> **Problem description**:
Please return every line from the entries that has the string "roerei" in it.

[Website and app data records]
--------

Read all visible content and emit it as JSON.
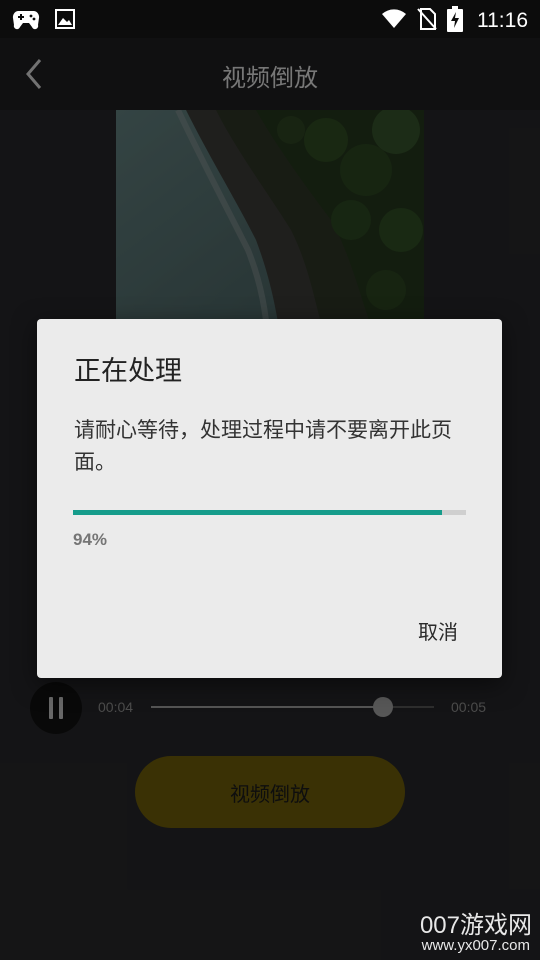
{
  "status_bar": {
    "time": "11:16",
    "icons": [
      "gamepad-icon",
      "image-icon",
      "wifi-icon",
      "no-sim-icon",
      "battery-charging-icon"
    ]
  },
  "app_bar": {
    "title": "视频倒放",
    "back_icon": "chevron-left-icon"
  },
  "player": {
    "current_time": "00:04",
    "total_time": "00:05",
    "progress": 0.82,
    "state_icon": "pause-icon"
  },
  "action_button": {
    "label": "视频倒放",
    "color": "#6a5a0a"
  },
  "dialog": {
    "title": "正在处理",
    "message": "请耐心等待，处理过程中请不要离开此页面。",
    "progress": 0.94,
    "progress_text": "94%",
    "accent_color": "#169c8b",
    "cancel_label": "取消"
  },
  "watermark": {
    "brand": "007游戏网",
    "url": "www.yx007.com"
  }
}
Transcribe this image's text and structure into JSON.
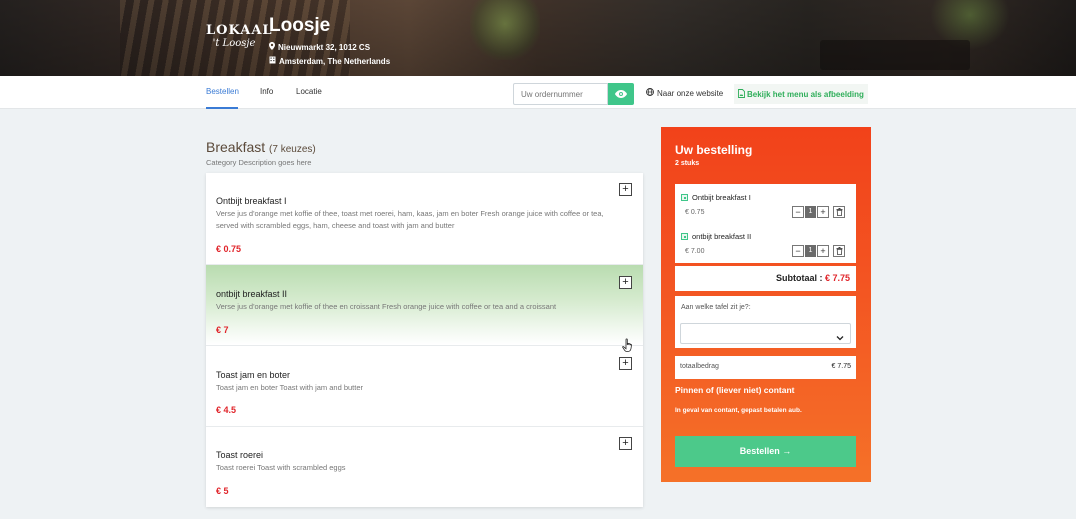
{
  "restaurant": {
    "logo_line1": "LOKAAL",
    "logo_line2": "'t Loosje",
    "name": "Loosje",
    "address_line1": "Nieuwmarkt 32, 1012 CS",
    "address_line2": "Amsterdam, The Netherlands"
  },
  "nav": {
    "tabs": [
      {
        "label": "Bestellen",
        "active": true
      },
      {
        "label": "Info",
        "active": false
      },
      {
        "label": "Locatie",
        "active": false
      }
    ],
    "order_input_placeholder": "Uw ordernummer",
    "website_link": "Naar onze website",
    "menu_image_link": "Bekijk het menu als afbeelding"
  },
  "category": {
    "title": "Breakfast",
    "count": "(7 keuzes)",
    "description": "Category Description goes here",
    "items": [
      {
        "name": "Ontbijt breakfast I",
        "description": "Verse jus d'orange met koffie of thee, toast met roerei, ham, kaas, jam en boter Fresh orange juice with coffee or tea, served with scrambled eggs, ham, cheese and toast with jam and butter",
        "price": "€ 0.75"
      },
      {
        "name": "ontbijt breakfast II",
        "description": "Verse jus d'orange met koffie of thee en croissant Fresh orange juice with coffee or tea and a croissant",
        "price": "€ 7"
      },
      {
        "name": "Toast jam en boter",
        "description": "Toast jam en boter Toast with jam and butter",
        "price": "€ 4.5"
      },
      {
        "name": "Toast roerei",
        "description": "Toast roerei Toast with scrambled eggs",
        "price": "€ 5"
      }
    ]
  },
  "order": {
    "title": "Uw bestelling",
    "count": "2 stuks",
    "lines": [
      {
        "name": "Ontbijt breakfast I",
        "price": "€ 0.75",
        "qty": "1"
      },
      {
        "name": "ontbijt breakfast II",
        "price": "€ 7.00",
        "qty": "1"
      }
    ],
    "subtotal_label": "Subtotaal :",
    "subtotal_value": "€ 7.75",
    "table_question": "Aan welke tafel zit je?:",
    "total_label": "totaalbedrag",
    "total_value": "€ 7.75",
    "payment_title": "Pinnen of (liever niet) contant",
    "payment_note": "In geval van contant, gepast betalen aub.",
    "order_button": "Bestellen →"
  },
  "colors": {
    "accent_blue": "#3a7bd5",
    "green": "#3fc68a",
    "price_red": "#e0242a",
    "order_panel": "#f2421a"
  }
}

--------

> **Solution for this task**:
        "description": "Verse jus d'orange met koffie of thee, toast met roerei, ham, kaas, jam en boter Fresh orange juice with coffee or tea, served with scrambled eggs, ham, cheese and toast with jam and butter",
        "name": "Toast roerei",
        "description": "Toast roerei Toast with scrambled eggs",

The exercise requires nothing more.